Please write out all the data that follows exactly, without the pictures.

Start of Extracted records

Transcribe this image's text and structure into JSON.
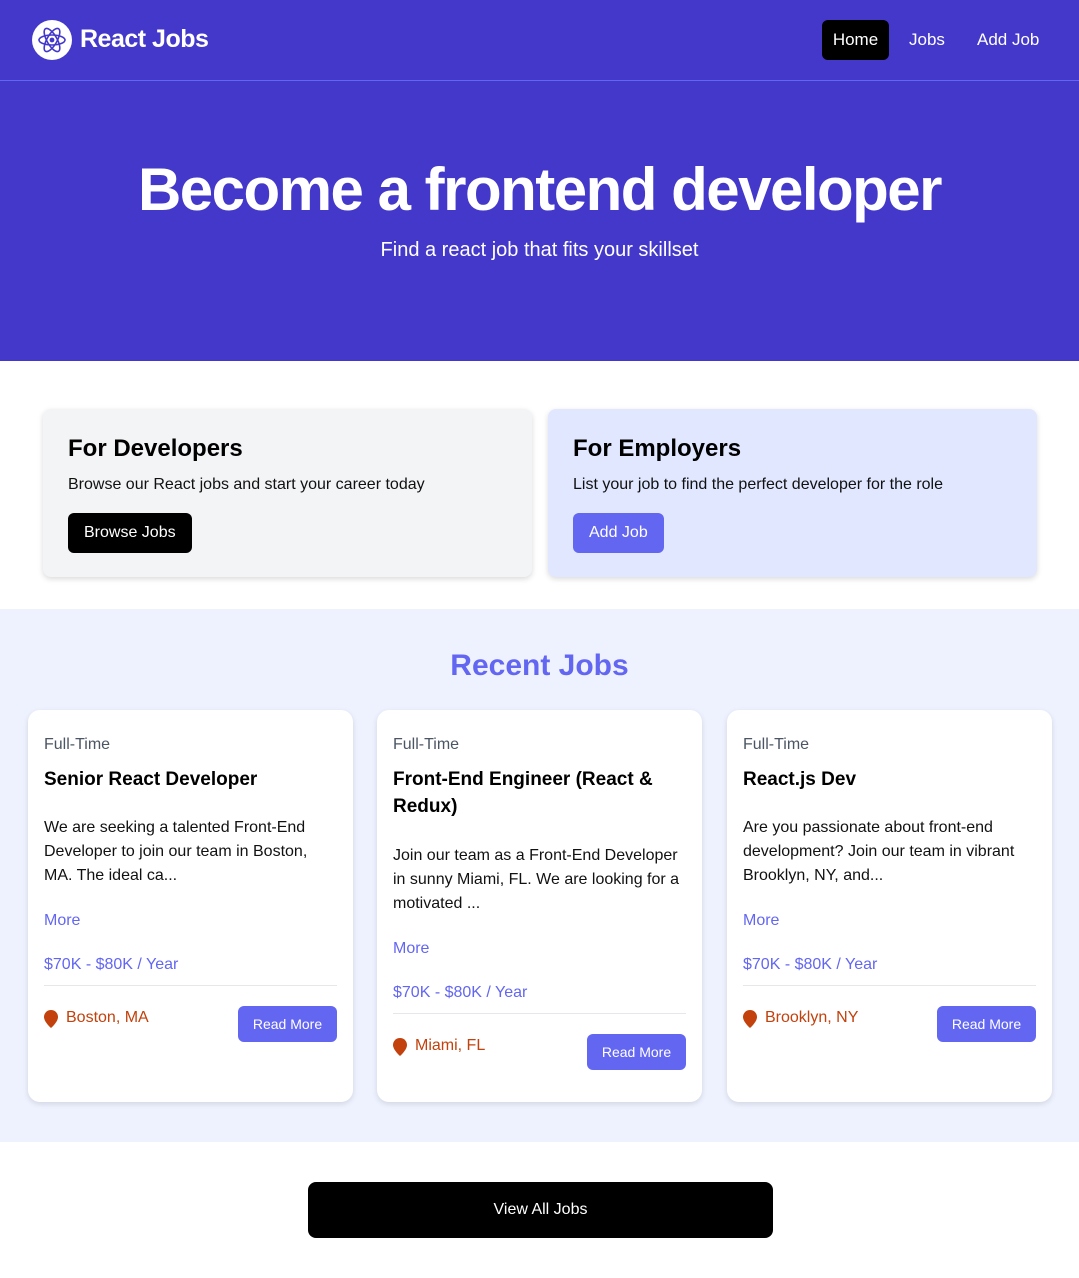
{
  "nav": {
    "brand": "React Jobs",
    "logo_icon": "react-atom-icon",
    "links": [
      "Home",
      "Jobs",
      "Add Job"
    ]
  },
  "hero": {
    "title": "Become a frontend developer",
    "subtitle": "Find a react job that fits your skillset"
  },
  "cards": {
    "developers": {
      "title": "For Developers",
      "text": "Browse our React jobs and start your career today",
      "button": "Browse Jobs"
    },
    "employers": {
      "title": "For Employers",
      "text": "List your job to find the perfect developer for the role",
      "button": "Add Job"
    }
  },
  "recent": {
    "title": "Recent Jobs",
    "jobs": [
      {
        "type": "Full-Time",
        "title": "Senior React Developer",
        "description": "We are seeking a talented Front-End Developer to join our team in Boston, MA. The ideal ca...",
        "more": "More",
        "salary": "$70K - $80K / Year",
        "location": "Boston, MA",
        "button": "Read More"
      },
      {
        "type": "Full-Time",
        "title": "Front-End Engineer (React & Redux)",
        "description": "Join our team as a Front-End Developer in sunny Miami, FL. We are looking for a motivated ...",
        "more": "More",
        "salary": "$70K - $80K / Year",
        "location": "Miami, FL",
        "button": "Read More"
      },
      {
        "type": "Full-Time",
        "title": "React.js Dev",
        "description": "Are you passionate about front-end development? Join our team in vibrant Brooklyn, NY, and...",
        "more": "More",
        "salary": "$70K - $80K / Year",
        "location": "Brooklyn, NY",
        "button": "Read More"
      }
    ]
  },
  "view_all": "View All Jobs",
  "colors": {
    "primary": "#4338ca",
    "accent": "#6366f1",
    "location": "#c2410c"
  }
}
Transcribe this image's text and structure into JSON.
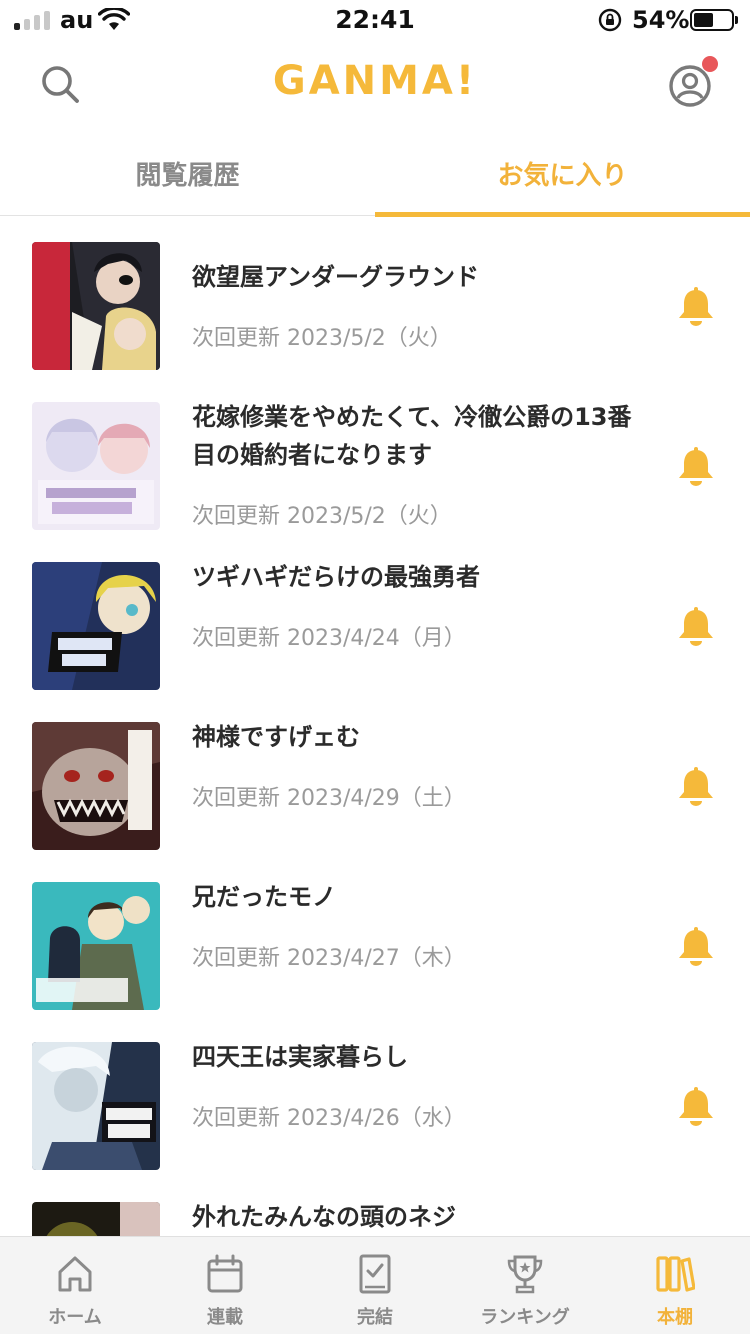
{
  "status_bar": {
    "carrier": "au",
    "time": "22:41",
    "battery_percent": "54%",
    "battery_level": 0.54
  },
  "header": {
    "logo": "GANMA!",
    "search_icon": "search-icon",
    "profile_icon": "profile-icon",
    "has_notification": true
  },
  "tabs": [
    {
      "label": "閲覧履歴",
      "active": false
    },
    {
      "label": "お気に入り",
      "active": true
    }
  ],
  "favorites": [
    {
      "title": "欲望屋アンダーグラウンド",
      "next_update": "次回更新 2023/5/2（火）",
      "bell": "bell-icon"
    },
    {
      "title": "花嫁修業をやめたくて、冷徹公爵の13番目の婚約者になります",
      "next_update": "次回更新 2023/5/2（火）",
      "bell": "bell-icon"
    },
    {
      "title": "ツギハギだらけの最強勇者",
      "next_update": "次回更新 2023/4/24（月）",
      "bell": "bell-icon"
    },
    {
      "title": "神様ですげェむ",
      "next_update": "次回更新 2023/4/29（土）",
      "bell": "bell-icon"
    },
    {
      "title": "兄だったモノ",
      "next_update": "次回更新 2023/4/27（木）",
      "bell": "bell-icon"
    },
    {
      "title": "四天王は実家暮らし",
      "next_update": "次回更新 2023/4/26（水）",
      "bell": "bell-icon"
    },
    {
      "title": "外れたみんなの頭のネジ",
      "next_update": "",
      "bell": ""
    }
  ],
  "bottom_nav": [
    {
      "label": "ホーム",
      "icon": "home-icon",
      "active": false
    },
    {
      "label": "連載",
      "icon": "calendar-icon",
      "active": false
    },
    {
      "label": "完結",
      "icon": "completed-book-icon",
      "active": false
    },
    {
      "label": "ランキング",
      "icon": "trophy-icon",
      "active": false
    },
    {
      "label": "本棚",
      "icon": "bookshelf-icon",
      "active": true
    }
  ],
  "colors": {
    "accent": "#f5b93a",
    "text_dark": "#2b2b2b",
    "text_gray": "#9a9a9a",
    "notification": "#e8575a"
  }
}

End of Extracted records

Output for this exercise:
Transcribe this image's text and structure into JSON.
{
  "nav": {
    "brand": "React Jobs",
    "logo_icon": "react-atom-icon",
    "links": [
      "Home",
      "Jobs",
      "Add Job"
    ]
  },
  "hero": {
    "title": "Become a frontend developer",
    "subtitle": "Find a react job that fits your skillset"
  },
  "cards": {
    "developers": {
      "title": "For Developers",
      "text": "Browse our React jobs and start your career today",
      "button": "Browse Jobs"
    },
    "employers": {
      "title": "For Employers",
      "text": "List your job to find the perfect developer for the role",
      "button": "Add Job"
    }
  },
  "recent": {
    "title": "Recent Jobs",
    "jobs": [
      {
        "type": "Full-Time",
        "title": "Senior React Developer",
        "description": "We are seeking a talented Front-End Developer to join our team in Boston, MA. The ideal ca...",
        "more": "More",
        "salary": "$70K - $80K / Year",
        "location": "Boston, MA",
        "button": "Read More"
      },
      {
        "type": "Full-Time",
        "title": "Front-End Engineer (React & Redux)",
        "description": "Join our team as a Front-End Developer in sunny Miami, FL. We are looking for a motivated ...",
        "more": "More",
        "salary": "$70K - $80K / Year",
        "location": "Miami, FL",
        "button": "Read More"
      },
      {
        "type": "Full-Time",
        "title": "React.js Dev",
        "description": "Are you passionate about front-end development? Join our team in vibrant Brooklyn, NY, and...",
        "more": "More",
        "salary": "$70K - $80K / Year",
        "location": "Brooklyn, NY",
        "button": "Read More"
      }
    ]
  },
  "view_all": "View All Jobs",
  "colors": {
    "primary": "#4338ca",
    "accent": "#6366f1",
    "location": "#c2410c"
  }
}
Transcribe this image's text and structure into JSON.
{
  "status_bar": {
    "carrier": "au",
    "time": "22:41",
    "battery_percent": "54%",
    "battery_level": 0.54
  },
  "header": {
    "logo": "GANMA!",
    "search_icon": "search-icon",
    "profile_icon": "profile-icon",
    "has_notification": true
  },
  "tabs": [
    {
      "label": "閲覧履歴",
      "active": false
    },
    {
      "label": "お気に入り",
      "active": true
    }
  ],
  "favorites": [
    {
      "title": "欲望屋アンダーグラウンド",
      "next_update": "次回更新 2023/5/2（火）",
      "bell": "bell-icon"
    },
    {
      "title": "花嫁修業をやめたくて、冷徹公爵の13番目の婚約者になります",
      "next_update": "次回更新 2023/5/2（火）",
      "bell": "bell-icon"
    },
    {
      "title": "ツギハギだらけの最強勇者",
      "next_update": "次回更新 2023/4/24（月）",
      "bell": "bell-icon"
    },
    {
      "title": "神様ですげェむ",
      "next_update": "次回更新 2023/4/29（土）",
      "bell": "bell-icon"
    },
    {
      "title": "兄だったモノ",
      "next_update": "次回更新 2023/4/27（木）",
      "bell": "bell-icon"
    },
    {
      "title": "四天王は実家暮らし",
      "next_update": "次回更新 2023/4/26（水）",
      "bell": "bell-icon"
    },
    {
      "title": "外れたみんなの頭のネジ",
      "next_update": "",
      "bell": ""
    }
  ],
  "bottom_nav": [
    {
      "label": "ホーム",
      "icon": "home-icon",
      "active": false
    },
    {
      "label": "連載",
      "icon": "calendar-icon",
      "active": false
    },
    {
      "label": "完結",
      "icon": "completed-book-icon",
      "active": false
    },
    {
      "label": "ランキング",
      "icon": "trophy-icon",
      "active": false
    },
    {
      "label": "本棚",
      "icon": "bookshelf-icon",
      "active": true
    }
  ],
  "colors": {
    "accent": "#f5b93a",
    "text_dark": "#2b2b2b",
    "text_gray": "#9a9a9a",
    "notification": "#e8575a"
  }
}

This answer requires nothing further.